If you answered yes to all these questions, congratulations you have a positioning statement. If not, don’t fret. That just means you’re that much closer to getting your true positioning statement.
Positioning Statement Example
Here’s the positioning statement I created when I started thinking about creating this website. How do you think I’ve done so far in adhering to this positioning statement?
For marketing professionals, John Moss is the marketing and branding expert who delivers authentic knowledge, expertise and guidance because only John Moss Marketing shares John Moss’ experience as he explores real-world marketing and branding issues facing new and established brands.
Notice that I didn’t focus on a website or blog.
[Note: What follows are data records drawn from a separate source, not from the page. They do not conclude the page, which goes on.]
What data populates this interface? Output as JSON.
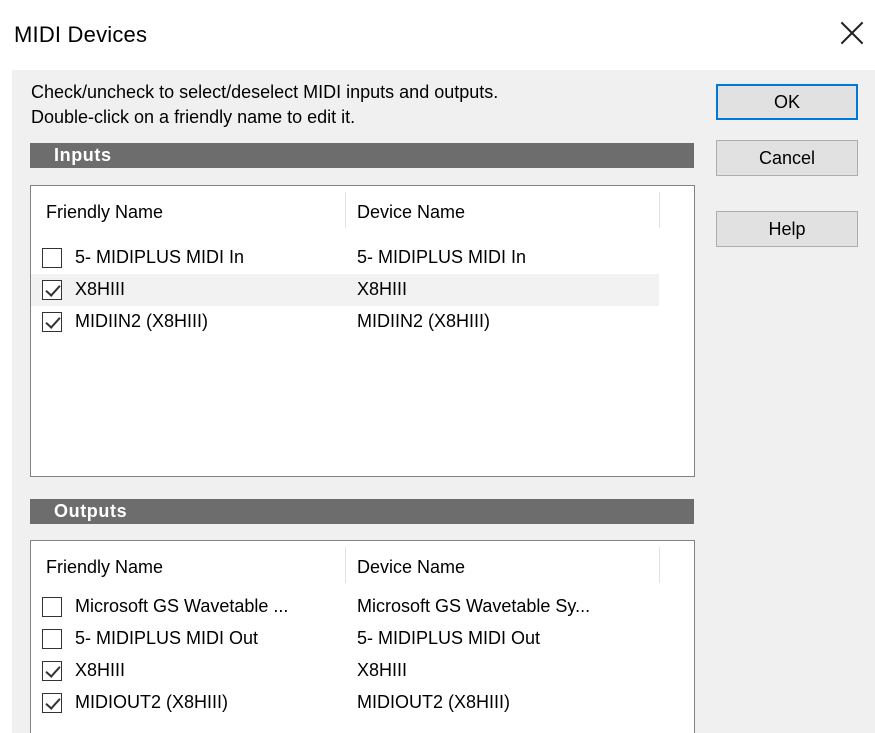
{
  "window": {
    "title": "MIDI Devices",
    "close_icon": "close-icon"
  },
  "instructions": {
    "line1": "Check/uncheck to select/deselect MIDI inputs and outputs.",
    "line2": "Double-click on a friendly name to edit it."
  },
  "buttons": {
    "ok": "OK",
    "cancel": "Cancel",
    "help": "Help"
  },
  "inputs": {
    "title": "Inputs",
    "columns": {
      "friendly": "Friendly Name",
      "device": "Device Name"
    },
    "rows": [
      {
        "checked": false,
        "friendly": "5- MIDIPLUS MIDI In",
        "device": "5- MIDIPLUS MIDI In"
      },
      {
        "checked": true,
        "friendly": "X8HIII",
        "device": "X8HIII"
      },
      {
        "checked": true,
        "friendly": "MIDIIN2 (X8HIII)",
        "device": "MIDIIN2 (X8HIII)"
      }
    ]
  },
  "outputs": {
    "title": "Outputs",
    "columns": {
      "friendly": "Friendly Name",
      "device": "Device Name"
    },
    "rows": [
      {
        "checked": false,
        "friendly": "Microsoft GS Wavetable ...",
        "device": "Microsoft GS Wavetable Sy..."
      },
      {
        "checked": false,
        "friendly": "5- MIDIPLUS MIDI Out",
        "device": "5- MIDIPLUS MIDI Out"
      },
      {
        "checked": true,
        "friendly": "X8HIII",
        "device": "X8HIII"
      },
      {
        "checked": true,
        "friendly": "MIDIOUT2 (X8HIII)",
        "device": "MIDIOUT2 (X8HIII)"
      }
    ]
  },
  "colors": {
    "section_bar": "#6d6d6d",
    "default_button_border": "#0078d7",
    "dialog_bg": "#f0f0f0"
  }
}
Those are just tactics/mechanisms for delivering on the brand promise, and I may change those tactics one day. By focusing on the core brand promise as I developed the positioning statement instead of the details, I left myself plenty of room for growth.
Tips for Developing a Positioning Statement
Here are a few other tips when developing your positioning statement:
- Try to stick to one benefit/differentiator. Avoid stuffing as much as you can into your positioning statement. Simplicity is always better, and if you are having a hard time figuring out what is your main differentiator from a group of equally important differentiators, maybe none of them are your true competitive advantage.
- Define your target audience. And take the time to do this right, even if it means doing some market research.
- Include a plausible and customer-centric reason to believe or the reason to buy. Keep focused on the customer and his needs.
- Include unique benefits that are sustainable over a period of time. No one is going to get excited by an imitator. And who cares if your unique benefits are short lived? A positioning statement is intended as a long-term statement, so short-term benefits have no place in it.
- Invest the time and effort to do it right!